*DATA PROVIDED*:

+++

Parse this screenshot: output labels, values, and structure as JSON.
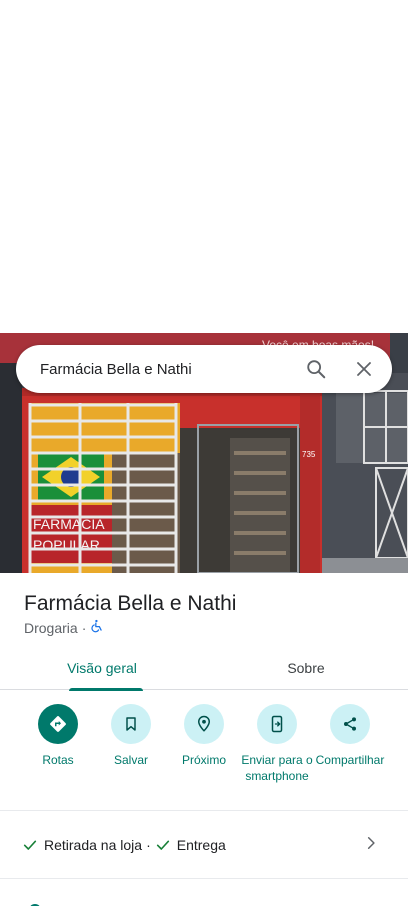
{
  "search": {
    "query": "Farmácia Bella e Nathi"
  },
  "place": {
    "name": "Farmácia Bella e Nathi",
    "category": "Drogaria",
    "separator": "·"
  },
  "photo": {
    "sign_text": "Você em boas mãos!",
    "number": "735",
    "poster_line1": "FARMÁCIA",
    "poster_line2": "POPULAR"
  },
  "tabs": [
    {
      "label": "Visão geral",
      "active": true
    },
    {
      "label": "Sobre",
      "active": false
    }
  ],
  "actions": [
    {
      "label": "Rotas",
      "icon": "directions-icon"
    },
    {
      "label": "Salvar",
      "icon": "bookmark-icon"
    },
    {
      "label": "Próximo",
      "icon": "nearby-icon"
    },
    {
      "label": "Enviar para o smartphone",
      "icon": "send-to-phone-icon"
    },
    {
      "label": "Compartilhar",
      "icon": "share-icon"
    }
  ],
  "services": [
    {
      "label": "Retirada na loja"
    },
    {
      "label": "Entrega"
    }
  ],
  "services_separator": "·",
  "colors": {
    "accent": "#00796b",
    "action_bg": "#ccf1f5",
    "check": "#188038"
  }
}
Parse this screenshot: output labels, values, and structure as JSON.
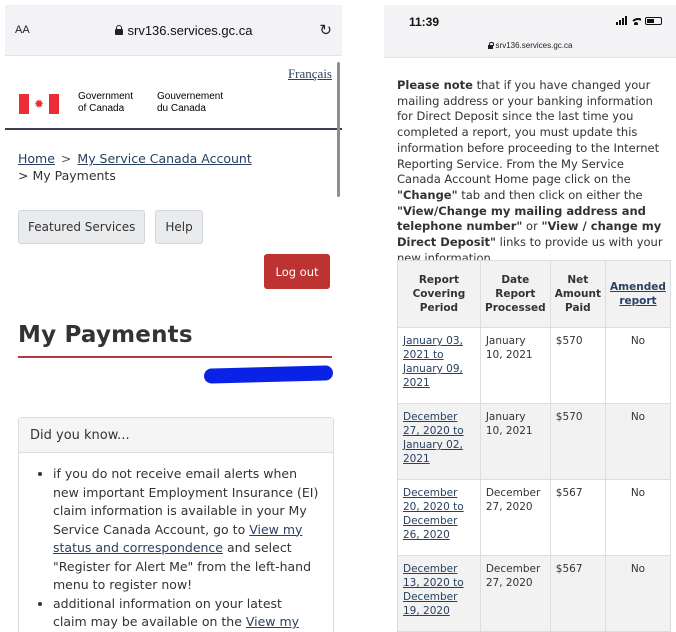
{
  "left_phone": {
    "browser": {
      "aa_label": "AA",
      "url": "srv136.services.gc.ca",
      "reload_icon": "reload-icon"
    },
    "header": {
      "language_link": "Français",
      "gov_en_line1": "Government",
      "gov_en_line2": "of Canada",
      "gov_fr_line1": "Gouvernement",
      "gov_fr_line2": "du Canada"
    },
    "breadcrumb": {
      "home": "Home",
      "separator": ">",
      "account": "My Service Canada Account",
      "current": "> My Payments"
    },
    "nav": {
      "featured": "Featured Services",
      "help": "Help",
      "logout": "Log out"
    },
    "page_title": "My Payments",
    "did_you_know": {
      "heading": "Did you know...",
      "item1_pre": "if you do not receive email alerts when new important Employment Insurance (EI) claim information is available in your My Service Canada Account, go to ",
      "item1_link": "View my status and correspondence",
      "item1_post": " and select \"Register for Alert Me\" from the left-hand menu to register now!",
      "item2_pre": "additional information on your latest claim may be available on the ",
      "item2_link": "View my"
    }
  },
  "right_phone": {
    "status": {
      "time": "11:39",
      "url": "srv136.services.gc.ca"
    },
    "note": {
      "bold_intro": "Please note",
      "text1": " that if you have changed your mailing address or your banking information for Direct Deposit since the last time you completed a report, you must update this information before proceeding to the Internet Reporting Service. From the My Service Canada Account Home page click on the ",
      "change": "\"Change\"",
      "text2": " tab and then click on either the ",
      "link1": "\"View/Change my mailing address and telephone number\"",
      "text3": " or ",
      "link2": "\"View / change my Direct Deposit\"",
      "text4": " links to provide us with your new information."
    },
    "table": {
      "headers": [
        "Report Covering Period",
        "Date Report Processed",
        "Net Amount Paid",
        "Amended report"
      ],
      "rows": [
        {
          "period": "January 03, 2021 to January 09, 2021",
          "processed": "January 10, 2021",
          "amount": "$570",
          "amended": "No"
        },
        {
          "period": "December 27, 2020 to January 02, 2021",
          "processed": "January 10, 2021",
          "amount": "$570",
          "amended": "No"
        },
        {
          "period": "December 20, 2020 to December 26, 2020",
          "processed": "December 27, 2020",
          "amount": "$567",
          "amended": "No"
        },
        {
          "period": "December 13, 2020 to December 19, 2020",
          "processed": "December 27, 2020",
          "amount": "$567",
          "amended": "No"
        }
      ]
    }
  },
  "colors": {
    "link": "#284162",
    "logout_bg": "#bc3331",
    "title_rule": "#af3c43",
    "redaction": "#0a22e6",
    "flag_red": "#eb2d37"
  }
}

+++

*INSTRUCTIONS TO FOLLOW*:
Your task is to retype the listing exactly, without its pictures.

*WRITTEN ANSWER*:
Parse this screenshot: output labels, values, and structure as JSON.
{
  "search": {
    "query": "Farmácia Bella e Nathi"
  },
  "place": {
    "name": "Farmácia Bella e Nathi",
    "category": "Drogaria",
    "separator": "·"
  },
  "photo": {
    "sign_text": "Você em boas mãos!",
    "number": "735",
    "poster_line1": "FARMÁCIA",
    "poster_line2": "POPULAR"
  },
  "tabs": [
    {
      "label": "Visão geral",
      "active": true
    },
    {
      "label": "Sobre",
      "active": false
    }
  ],
  "actions": [
    {
      "label": "Rotas",
      "icon": "directions-icon"
    },
    {
      "label": "Salvar",
      "icon": "bookmark-icon"
    },
    {
      "label": "Próximo",
      "icon": "nearby-icon"
    },
    {
      "label": "Enviar para o smartphone",
      "icon": "send-to-phone-icon"
    },
    {
      "label": "Compartilhar",
      "icon": "share-icon"
    }
  ],
  "services": [
    {
      "label": "Retirada na loja"
    },
    {
      "label": "Entrega"
    }
  ],
  "services_separator": "·",
  "colors": {
    "accent": "#00796b",
    "action_bg": "#ccf1f5",
    "check": "#188038"
  }
}
Parse this screenshot: output labels, values, and structure as JSON.
{
  "left_phone": {
    "browser": {
      "aa_label": "AA",
      "url": "srv136.services.gc.ca",
      "reload_icon": "reload-icon"
    },
    "header": {
      "language_link": "Français",
      "gov_en_line1": "Government",
      "gov_en_line2": "of Canada",
      "gov_fr_line1": "Gouvernement",
      "gov_fr_line2": "du Canada"
    },
    "breadcrumb": {
      "home": "Home",
      "separator": ">",
      "account": "My Service Canada Account",
      "current": "> My Payments"
    },
    "nav": {
      "featured": "Featured Services",
      "help": "Help",
      "logout": "Log out"
    },
    "page_title": "My Payments",
    "did_you_know": {
      "heading": "Did you know...",
      "item1_pre": "if you do not receive email alerts when new important Employment Insurance (EI) claim information is available in your My Service Canada Account, go to ",
      "item1_link": "View my status and correspondence",
      "item1_post": " and select \"Register for Alert Me\" from the left-hand menu to register now!",
      "item2_pre": "additional information on your latest claim may be available on the ",
      "item2_link": "View my"
    }
  },
  "right_phone": {
    "status": {
      "time": "11:39",
      "url": "srv136.services.gc.ca"
    },
    "note": {
      "bold_intro": "Please note",
      "text1": " that if you have changed your mailing address or your banking information for Direct Deposit since the last time you completed a report, you must update this information before proceeding to the Internet Reporting Service. From the My Service Canada Account Home page click on the ",
      "change": "\"Change\"",
      "text2": " tab and then click on either the ",
      "link1": "\"View/Change my mailing address and telephone number\"",
      "text3": " or ",
      "link2": "\"View / change my Direct Deposit\"",
      "text4": " links to provide us with your new information."
    },
    "table": {
      "headers": [
        "Report Covering Period",
        "Date Report Processed",
        "Net Amount Paid",
        "Amended report"
      ],
      "rows": [
        {
          "period": "January 03, 2021 to January 09, 2021",
          "processed": "January 10, 2021",
          "amount": "$570",
          "amended": "No"
        },
        {
          "period": "December 27, 2020 to January 02, 2021",
          "processed": "January 10, 2021",
          "amount": "$570",
          "amended": "No"
        },
        {
          "period": "December 20, 2020 to December 26, 2020",
          "processed": "December 27, 2020",
          "amount": "$567",
          "amended": "No"
        },
        {
          "period": "December 13, 2020 to December 19, 2020",
          "processed": "December 27, 2020",
          "amount": "$567",
          "amended": "No"
        }
      ]
    }
  },
  "colors": {
    "link": "#284162",
    "logout_bg": "#bc3331",
    "title_rule": "#af3c43",
    "redaction": "#0a22e6",
    "flag_red": "#eb2d37"
  }
}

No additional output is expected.